• In Basalt, town trustee Jacque Whitsitt defeated Glenn Rappaport, 418–341, in the race for mayor. Rick Stevens (445 votes), Herschel Ross (394) and Robert Leavitt (392) were elected to the town board in a five-person race.
De Beque residents voted 65-52 to approve a 3 percent use tax on construction and building materials, a measure aimed at helping offset the impacts of energy-related growth.
The town projects the measure could raise $200,000 in its first year. It applies to goods purchased out of town but used in De Beque.
The town says that where energy-related companies build offices or shops in town, the tax could help pay for related needs such as road improvements.
• Wayne Klahn defeated Jerry “Red” Berry to be mayor in a 57-44 vote.
• Stephanie Douglas (82 votes), Dale Rickstrew (72), Cinda Rexford (66) and Patrick Cole (63) won seats as town trustees. Also running was Gary Ball, who got 61 votes.
• Voters approved measures authorizing the town, if it chooses, to sell the De Beque Fire Station building and property, plus a house where the town marshal lives.

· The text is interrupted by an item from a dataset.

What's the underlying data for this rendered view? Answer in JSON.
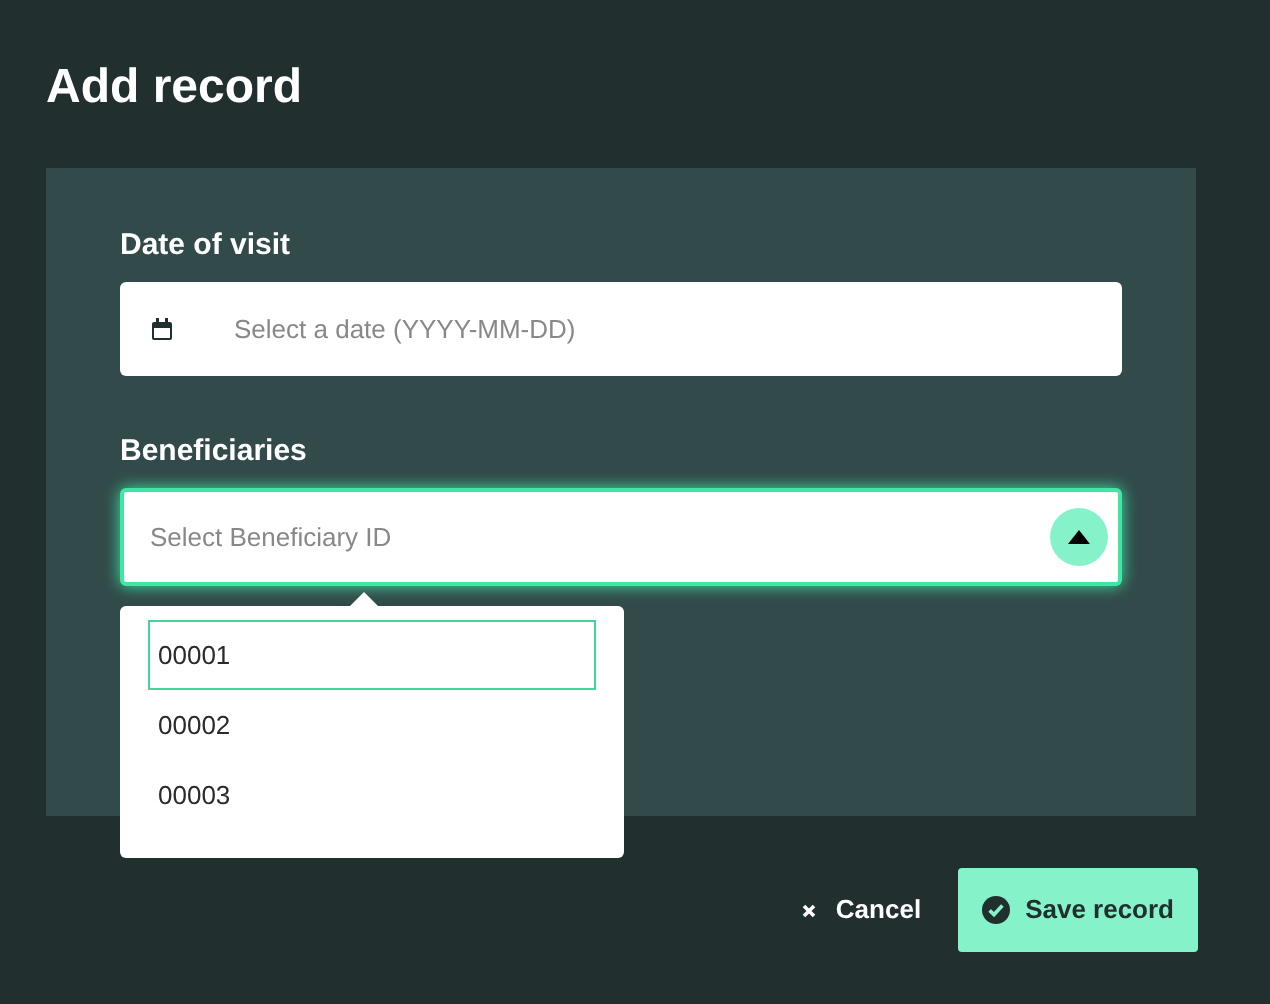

In a closely contested race, sole incumbent Sonny Fernandez was the top vote-getter as four candidates vied for three seats on the Silt Board of Trustees. According to unofficial results, Fernandez received 177 votes, followed by Keith Richel with 170 and Jeff LaValla with 166. Leanne Richel fell just short of winning the third seat, getting 163 votes.
Only 26 percent of ballots were returned in the mail-in-only election.
Former town trustee Robert Gordon and incumbents Patrick Stuckey and Mary Metzger won election to three seats on New Castle’s town board. Stuckey received 282 votes, Gordon 258 and Metzger 248, with former incumbent Merle Means finishing a close fourth with 241.
A measure on the ballot to ensure funding for 24-hour care at the Basin Clinic passed overwhelmingly, 88–26.
Voter approval of the measure ensures one city in the sparsely populated West End of Montrose County will continue funding the clinic, which provides the only medical services in the remote region of the Colorado Plateau, 104 road miles from Grand Junction, 86 from Montrose.
In Delta City Council elections: District A incumbent Robert Jurca edged challenger Gerald Roberts, 649–627, for the at-large seat; Ray Penick handily defeated Frank Tranchina, 917–327, in District A; and District B incumbent Mary Cooper and District C incumbent Bill Raley were unopposed for re-election.
• Voters rejected a measure to amend the city charter. Referred Measure 2A, which was voted down 652–635, would have clarified the council’s powers in regard to entering into long-term contracts.
Olathe residents re-elected Rob Smith as mayor and elected three town trustees.
Smith defeated challenger Linda Steele 97–49, according to final, unofficial results released around 8:40 p.m. Smith will serve a four-year term. Incumbent Kirk Shiflett and newcomers Dolores Killen and Jacob Foreman were unopposed for seats on the board of trustees. Each will serve a four-year term.
• Voters approved by 97–43 margin to allow the town to publish by title only ordinances adopted by the Town Board, rather than publishing the ordinances in full in the newspaper. Town officials say the change will save the town money. It also will require residents to go to Olathe Town Hall to request and view copies of the ordinances in full.